You missed the most common question regarding modifications (at least in this health-conscious day and age)- can this be made with gluten-free flour? Can the sugar amount be reduced? I would hope a good, basic cake like this would be amenable to those changes.
 
Author Comment
Catherine L. January 30, 2018
Hi Girlfromipanema,<br /><br />Good questions! I've only played around with this cake as a base for different toppings, flavors, and glazes, but you're right: it would be interesting to try switching up the flour and sugar amounts and types, as well. I imagine a gluten-free flour substitute would work well (like Cup4Cup) but I can't recommend replacing all the flour with almond flour or the like, as the structure would be totally different. Sugar, however, has a little more wiggle room: you could try subbing in honey, maple syrup, or agave for some or all of the granulated sugar, and could definitely reduce the sweetness a bit, especially if you're topping the cake with a sweet glaze. Do some experimentation and let me know how it goes!
 
Melissa B. February 2, 2018
We have a child with celiac. I often use cup4cup in simple cakes like these, subbing a little GF oat flour to keep the cake from being too starchy and adding a little xanthan gum to help the crumb. The cake tends to be more pound-cake-like, but is delicious! Good luck!
 
Joycelyn February 2, 2018
Replacing sugar with honey, maple syrup, agave etc. would bring about the need of changing the liquid amount too of course.<br /><br />http://www.finecooking.com/article/for-great-cakes-get-the-ratios-right
 
Monica B. February 4, 2018
Swapping honey, maple syrup or agave doesn't reduce the amount of sugar.
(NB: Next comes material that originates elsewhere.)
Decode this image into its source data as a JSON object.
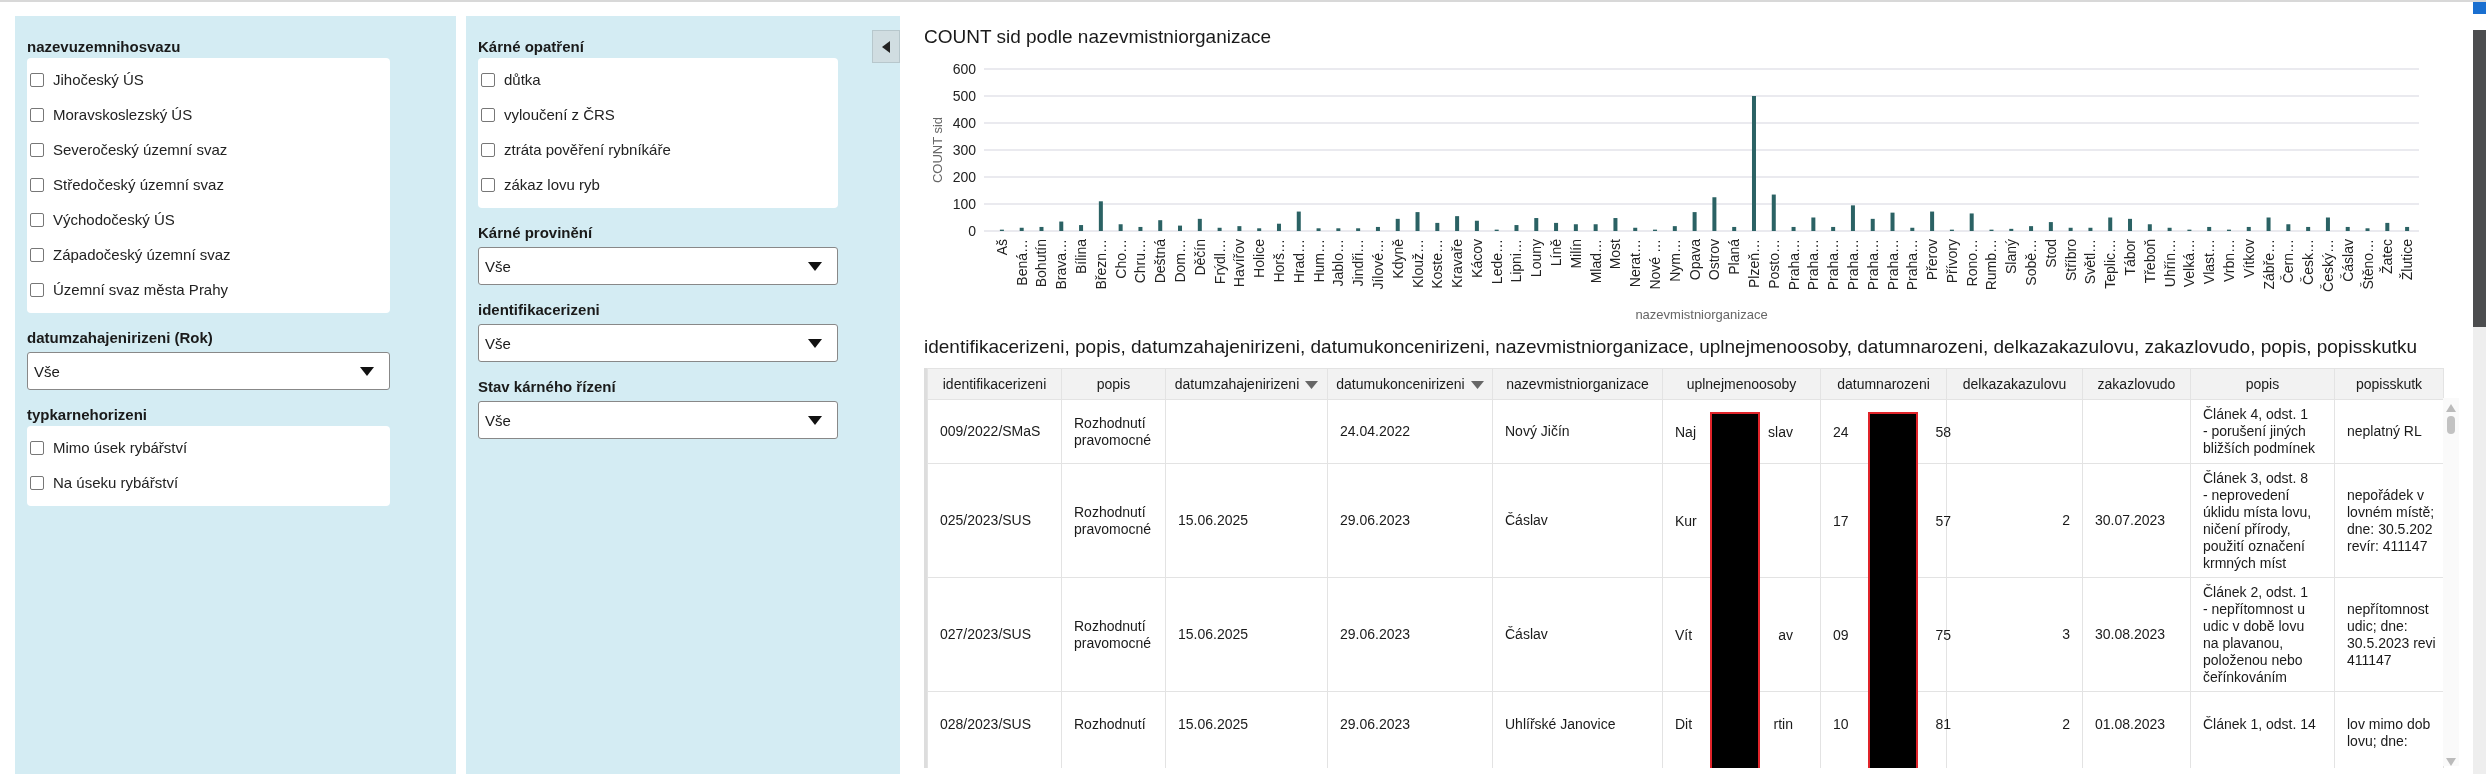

They actually need to be swapped out in lesser amounts when baking otherwise the dish will be too sweet or strongly flavored--especially agave. Furthermore, the sugar content of these sweeteners is very close to that of white sugar so you aren't going to reduce sugar content by just swapping the type of sugar. I find that I can reduce sugar in most cake like recipes by 25% without affecting the texture.
 
Nancy H. January 30, 2018
Thank you Catherine! I can see now that I should have clicked on "articles" about trifle rather than "recipes", or I would have already seen the link you provided. While I can't get behind the suggestion to possibly skip the step involving the "boozy soak" (I mean, REALLY), it does seem that there are promising trifle rabbit holes to explore further here! It may be awhile before I report back, but will definitely do so once trifle season rolls around once again :)))
 
Nancy H. January 30, 2018
Just wondering if this might be a good cake base for a trifle? I've been trying to find a reliable go-to in this department for some time - an uncomplicated white or golden cake that is capable of absorbing liquid without turning to mush. As far as I can tell, none of the sponge cakes on this site refer specifically to an application for trifle, and I have not been thrilled with the ones I have experimented with. Any suggestions?
 
Author Comment
Catherine L. January 30, 2018
That. Sounds. Amazing. Having made this cake several times (with quite a few variations), I'd say that its sturdy crumb would be a good match for trifling. I would suggest maybe cubing or sliceing the cake first and letting it dry overnight on the counter so that it doesn't fall apart when it absorbs some of the trifle liquid. If you need a trifle-making guide, try this: https://food52.com/blog/11890-how-to-make-a-trifle-without-a-recipe